Prompt: Give the listing again word for word. Skip the pictures.
══════════════════════════════
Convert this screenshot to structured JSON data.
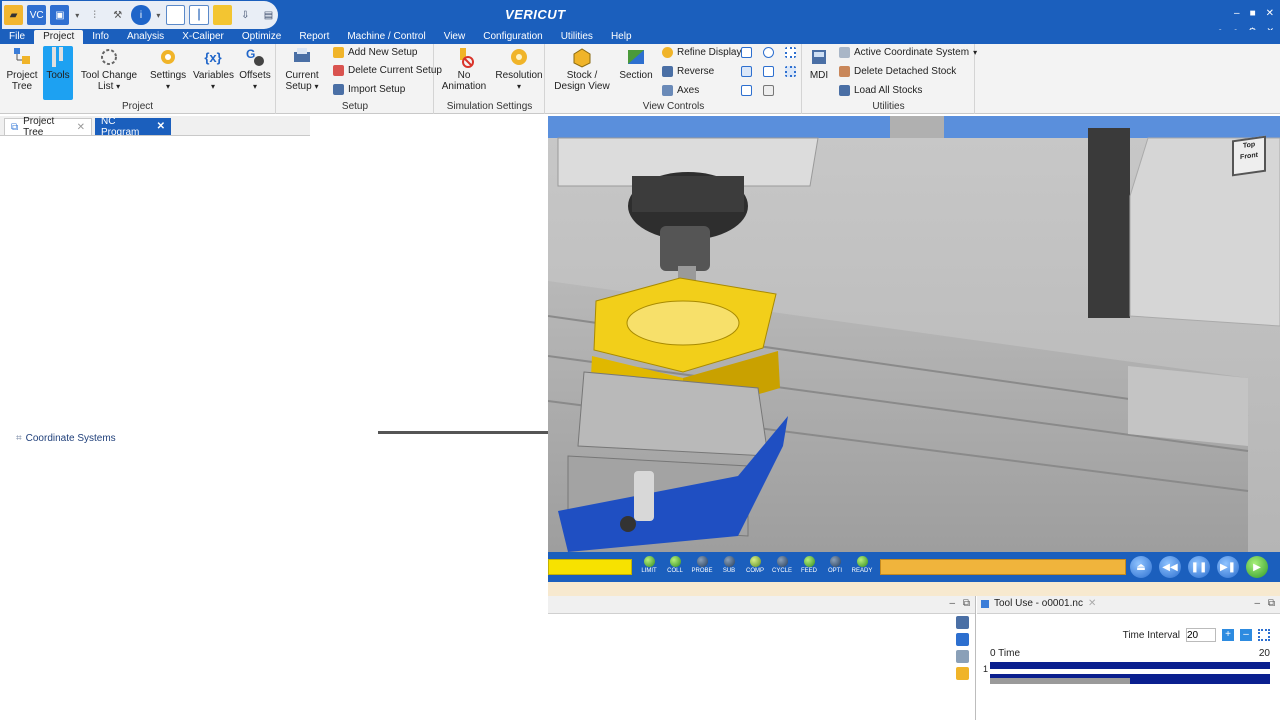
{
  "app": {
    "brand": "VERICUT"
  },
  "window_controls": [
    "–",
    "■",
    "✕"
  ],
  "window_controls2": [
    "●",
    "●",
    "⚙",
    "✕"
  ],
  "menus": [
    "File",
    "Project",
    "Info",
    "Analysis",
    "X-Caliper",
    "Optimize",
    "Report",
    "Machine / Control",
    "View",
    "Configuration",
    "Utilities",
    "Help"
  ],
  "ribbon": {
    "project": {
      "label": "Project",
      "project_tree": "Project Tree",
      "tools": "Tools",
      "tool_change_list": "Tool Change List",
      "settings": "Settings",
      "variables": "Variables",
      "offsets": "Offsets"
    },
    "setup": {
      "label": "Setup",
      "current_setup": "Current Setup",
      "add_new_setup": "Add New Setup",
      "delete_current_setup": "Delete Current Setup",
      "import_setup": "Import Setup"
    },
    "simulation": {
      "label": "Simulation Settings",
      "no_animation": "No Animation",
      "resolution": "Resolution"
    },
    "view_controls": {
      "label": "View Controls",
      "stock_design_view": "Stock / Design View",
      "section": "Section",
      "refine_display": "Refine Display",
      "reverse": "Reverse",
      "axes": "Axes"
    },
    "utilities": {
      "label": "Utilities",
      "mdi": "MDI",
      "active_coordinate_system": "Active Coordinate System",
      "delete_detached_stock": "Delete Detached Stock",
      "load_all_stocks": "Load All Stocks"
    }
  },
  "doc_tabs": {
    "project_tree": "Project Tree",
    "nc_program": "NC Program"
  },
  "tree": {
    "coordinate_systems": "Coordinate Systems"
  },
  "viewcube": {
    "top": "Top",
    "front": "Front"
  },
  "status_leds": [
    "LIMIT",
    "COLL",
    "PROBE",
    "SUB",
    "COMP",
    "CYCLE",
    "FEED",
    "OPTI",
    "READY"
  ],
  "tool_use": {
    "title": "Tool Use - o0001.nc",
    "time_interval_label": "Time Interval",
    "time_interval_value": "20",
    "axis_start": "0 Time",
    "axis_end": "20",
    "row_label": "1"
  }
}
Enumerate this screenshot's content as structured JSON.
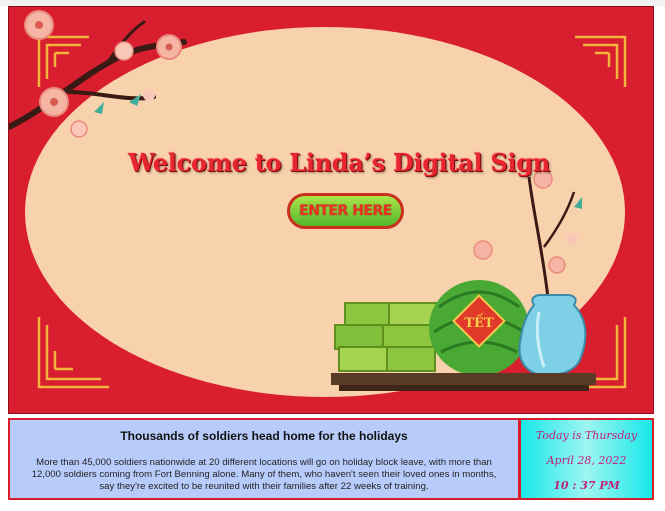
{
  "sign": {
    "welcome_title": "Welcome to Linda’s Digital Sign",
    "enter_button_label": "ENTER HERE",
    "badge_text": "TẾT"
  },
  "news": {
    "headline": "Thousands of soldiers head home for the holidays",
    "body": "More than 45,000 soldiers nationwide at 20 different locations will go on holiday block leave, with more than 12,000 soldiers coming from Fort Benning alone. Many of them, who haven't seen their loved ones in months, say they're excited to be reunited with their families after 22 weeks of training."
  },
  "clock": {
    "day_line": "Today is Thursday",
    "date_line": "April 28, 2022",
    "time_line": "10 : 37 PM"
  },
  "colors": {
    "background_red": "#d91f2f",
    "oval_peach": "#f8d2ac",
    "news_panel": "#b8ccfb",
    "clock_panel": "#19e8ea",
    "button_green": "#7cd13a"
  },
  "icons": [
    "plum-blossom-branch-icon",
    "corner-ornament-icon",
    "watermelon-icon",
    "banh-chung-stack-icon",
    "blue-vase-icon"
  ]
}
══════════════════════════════
Solved problem:
Convert this screenshot to structured JSON data.
{
  "app": {
    "brand": "VERICUT"
  },
  "window_controls": [
    "–",
    "■",
    "✕"
  ],
  "window_controls2": [
    "●",
    "●",
    "⚙",
    "✕"
  ],
  "menus": [
    "File",
    "Project",
    "Info",
    "Analysis",
    "X-Caliper",
    "Optimize",
    "Report",
    "Machine / Control",
    "View",
    "Configuration",
    "Utilities",
    "Help"
  ],
  "ribbon": {
    "project": {
      "label": "Project",
      "project_tree": "Project Tree",
      "tools": "Tools",
      "tool_change_list": "Tool Change List",
      "settings": "Settings",
      "variables": "Variables",
      "offsets": "Offsets"
    },
    "setup": {
      "label": "Setup",
      "current_setup": "Current Setup",
      "add_new_setup": "Add New Setup",
      "delete_current_setup": "Delete Current Setup",
      "import_setup": "Import Setup"
    },
    "simulation": {
      "label": "Simulation Settings",
      "no_animation": "No Animation",
      "resolution": "Resolution"
    },
    "view_controls": {
      "label": "View Controls",
      "stock_design_view": "Stock / Design View",
      "section": "Section",
      "refine_display": "Refine Display",
      "reverse": "Reverse",
      "axes": "Axes"
    },
    "utilities": {
      "label": "Utilities",
      "mdi": "MDI",
      "active_coordinate_system": "Active Coordinate System",
      "delete_detached_stock": "Delete Detached Stock",
      "load_all_stocks": "Load All Stocks"
    }
  },
  "doc_tabs": {
    "project_tree": "Project Tree",
    "nc_program": "NC Program"
  },
  "tree": {
    "coordinate_systems": "Coordinate Systems"
  },
  "viewcube": {
    "top": "Top",
    "front": "Front"
  },
  "status_leds": [
    "LIMIT",
    "COLL",
    "PROBE",
    "SUB",
    "COMP",
    "CYCLE",
    "FEED",
    "OPTI",
    "READY"
  ],
  "tool_use": {
    "title": "Tool Use - o0001.nc",
    "time_interval_label": "Time Interval",
    "time_interval_value": "20",
    "axis_start": "0 Time",
    "axis_end": "20",
    "row_label": "1"
  }
}
Enumerate this screenshot's content as structured JSON.
{
  "sign": {
    "welcome_title": "Welcome to Linda’s Digital Sign",
    "enter_button_label": "ENTER HERE",
    "badge_text": "TẾT"
  },
  "news": {
    "headline": "Thousands of soldiers head home for the holidays",
    "body": "More than 45,000 soldiers nationwide at 20 different locations will go on holiday block leave, with more than 12,000 soldiers coming from Fort Benning alone. Many of them, who haven't seen their loved ones in months, say they're excited to be reunited with their families after 22 weeks of training."
  },
  "clock": {
    "day_line": "Today is Thursday",
    "date_line": "April 28, 2022",
    "time_line": "10 : 37 PM"
  },
  "colors": {
    "background_red": "#d91f2f",
    "oval_peach": "#f8d2ac",
    "news_panel": "#b8ccfb",
    "clock_panel": "#19e8ea",
    "button_green": "#7cd13a"
  },
  "icons": [
    "plum-blossom-branch-icon",
    "corner-ornament-icon",
    "watermelon-icon",
    "banh-chung-stack-icon",
    "blue-vase-icon"
  ]
}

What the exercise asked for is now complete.